*WORK ITEM*
Restate the entries below word for word, leaving nothing out.

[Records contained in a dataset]
■ ■ ■ ■

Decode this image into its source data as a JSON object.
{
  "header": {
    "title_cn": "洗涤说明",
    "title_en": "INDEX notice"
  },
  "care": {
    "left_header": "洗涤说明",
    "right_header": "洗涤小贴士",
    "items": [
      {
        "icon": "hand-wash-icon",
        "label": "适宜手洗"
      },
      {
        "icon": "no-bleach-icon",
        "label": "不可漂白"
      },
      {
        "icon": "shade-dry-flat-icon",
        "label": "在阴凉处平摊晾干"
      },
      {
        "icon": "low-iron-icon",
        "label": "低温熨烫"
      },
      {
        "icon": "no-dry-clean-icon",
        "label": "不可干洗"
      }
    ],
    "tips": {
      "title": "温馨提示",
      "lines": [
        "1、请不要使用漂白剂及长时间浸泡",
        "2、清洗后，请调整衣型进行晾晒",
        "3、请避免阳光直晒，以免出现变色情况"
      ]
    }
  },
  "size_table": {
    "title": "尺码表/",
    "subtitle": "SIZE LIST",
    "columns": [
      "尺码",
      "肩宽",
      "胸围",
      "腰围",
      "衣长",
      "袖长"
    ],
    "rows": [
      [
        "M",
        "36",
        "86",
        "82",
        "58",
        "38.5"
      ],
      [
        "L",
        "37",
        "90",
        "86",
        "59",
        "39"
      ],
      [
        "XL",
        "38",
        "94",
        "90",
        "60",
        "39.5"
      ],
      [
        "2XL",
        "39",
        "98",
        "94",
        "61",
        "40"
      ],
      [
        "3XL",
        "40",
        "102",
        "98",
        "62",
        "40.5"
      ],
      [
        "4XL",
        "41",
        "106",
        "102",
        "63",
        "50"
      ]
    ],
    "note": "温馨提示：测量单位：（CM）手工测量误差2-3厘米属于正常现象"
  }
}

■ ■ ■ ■

*RESULT FOR THIS TASK*
Decode this image into its source data as a JSON object.
{
  "header": {
    "title_cn": "洗涤说明",
    "title_en": "INDEX notice"
  },
  "care": {
    "left_header": "洗涤说明",
    "right_header": "洗涤小贴士",
    "items": [
      {
        "icon": "hand-wash-icon",
        "label": "适宜手洗"
      },
      {
        "icon": "no-bleach-icon",
        "label": "不可漂白"
      },
      {
        "icon": "shade-dry-flat-icon",
        "label": "在阴凉处平摊晾干"
      },
      {
        "icon": "low-iron-icon",
        "label": "低温熨烫"
      },
      {
        "icon": "no-dry-clean-icon",
        "label": "不可干洗"
      }
    ],
    "tips": {
      "title": "温馨提示",
      "lines": [
        "1、请不要使用漂白剂及长时间浸泡",
        "2、清洗后，请调整衣型进行晾晒",
        "3、请避免阳光直晒，以免出现变色情况"
      ]
    }
  },
  "size_table": {
    "title": "尺码表/",
    "subtitle": "SIZE LIST",
    "columns": [
      "尺码",
      "肩宽",
      "胸围",
      "腰围",
      "衣长",
      "袖长"
    ],
    "rows": [
      [
        "M",
        "36",
        "86",
        "82",
        "58",
        "38.5"
      ],
      [
        "L",
        "37",
        "90",
        "86",
        "59",
        "39"
      ],
      [
        "XL",
        "38",
        "94",
        "90",
        "60",
        "39.5"
      ],
      [
        "2XL",
        "39",
        "98",
        "94",
        "61",
        "40"
      ],
      [
        "3XL",
        "40",
        "102",
        "98",
        "62",
        "40.5"
      ],
      [
        "4XL",
        "41",
        "106",
        "102",
        "63",
        "50"
      ]
    ],
    "note": "温馨提示：测量单位：（CM）手工测量误差2-3厘米属于正常现象"
  }
}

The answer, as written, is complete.